Free SpeechPress Freedom

Council of State suspends the execution of the circular that bans audio-visual recording of protests

The Council of State issued a suspension of execution decision in the lawsuit filed by the Media and Law Studies Association against the General Directorate of Security circular from April 27 that bans audio-visual recordings during public demonstrations. 

In the decision served on December 15, it is stated that after reviewing the case filed on behalf of journalist Barış Altıntaş and the statements submitted by the defendant parties, the 10th Chamber of the Council of State determined that the circular imposes restrictions on freedoms of information and press. Stating that restrictions upon fundamental freedoms can only be imposed in cases that are predictable by law and by the legislative body, the court ruled for the suspension of execution of the circular, on the grounds that it violates articles 7 and 13 of the Turkish Constitution.

On May 5, 2021, MLSA filed a lawsuit against the circular, which drew significant negative reaction from rights defenders and activists and was published on the eve of May 1, Labor Day. 

The General Directorate of Security and the Ministry of Interior had submitted their identical defenses to the 10th Chamber of the Council of State on August 16. There, they defined the circular as an “in-house instruction” that explains already existing legal powers of law enforcement, hence, concerns only the personnel of relevant institutions. In that respect, they claimed that a journalist could not be a party to such a lawsuit. However, every administrative action taken by law enforcement officers as per the circular directly affects all citizens, which means that it results in a “general regulatory action” in practice.

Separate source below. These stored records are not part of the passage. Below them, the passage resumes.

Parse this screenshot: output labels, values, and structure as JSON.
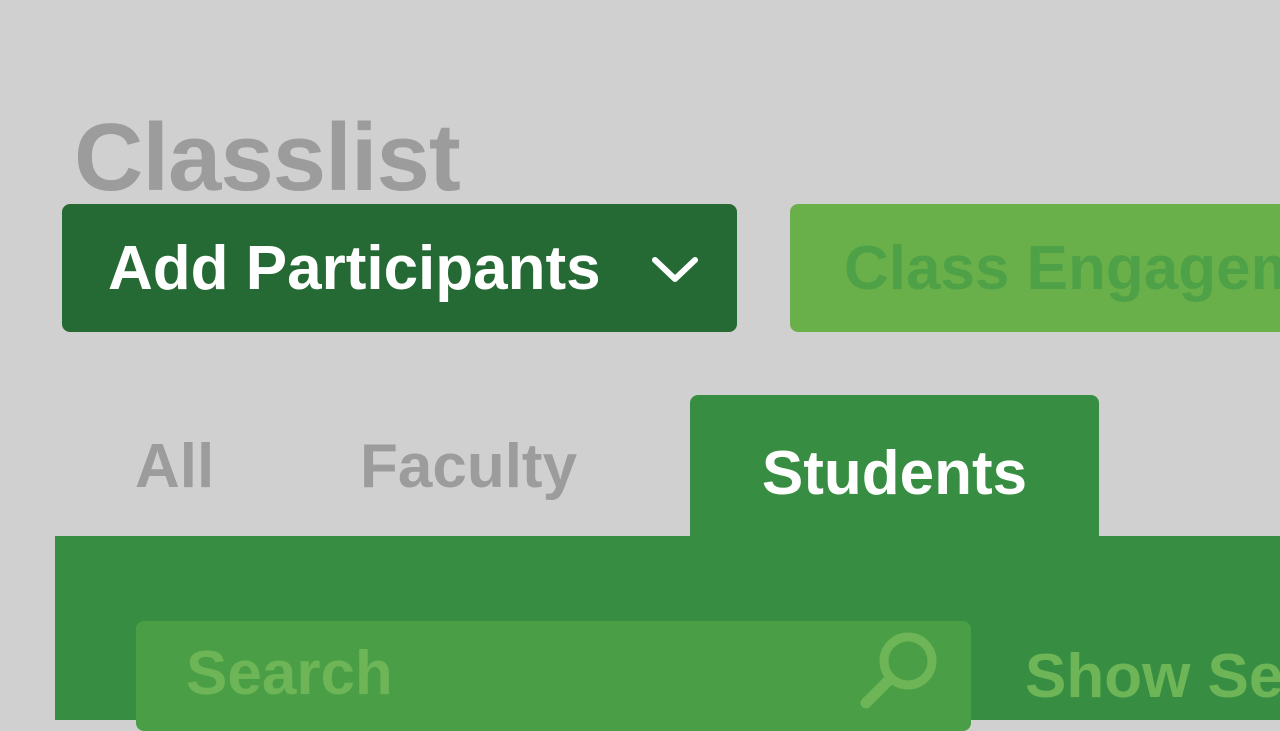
{
  "page": {
    "title": "Classlist"
  },
  "toolbar": {
    "add_participants_label": "Add Participants",
    "add_participants_icon": "chevron-down-icon",
    "class_engagement_label": "Class Engagem"
  },
  "tabs": [
    {
      "label": "All",
      "selected": false
    },
    {
      "label": "Faculty",
      "selected": false
    },
    {
      "label": "Students",
      "selected": true
    }
  ],
  "search": {
    "placeholder": "Search",
    "value": "",
    "icon": "search-icon"
  },
  "show_settings_label": "Show Se",
  "colors": {
    "background": "#d0d0d1",
    "primary_button": "#256a35",
    "secondary_button": "#6ab04a",
    "panel": "#378e42",
    "search_field": "#4a9f46",
    "muted_text": "#9c9c9c"
  }
}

The petition penned by MLSA lawyers stated that the circular interfered with freedoms of press and expression, and emphasized that this kind of practice amounted to censorship in freedoms to inform and be informed, which are protected by the Constitution.

Reminding that the Ministry of Interior and the General Directorate of Security had argued that a journalist did not have the capacity to sue the circular, MLSA Co-director lawyer Veysel Ok said: “The court determined that a journalist has the capacity to file a lawsuit against the circular. Therefore the suspension of execution decision is very significant from the viewpoint of journalism. We hope that this circular will be annulled as a result of the reviewing of the merits of the case.”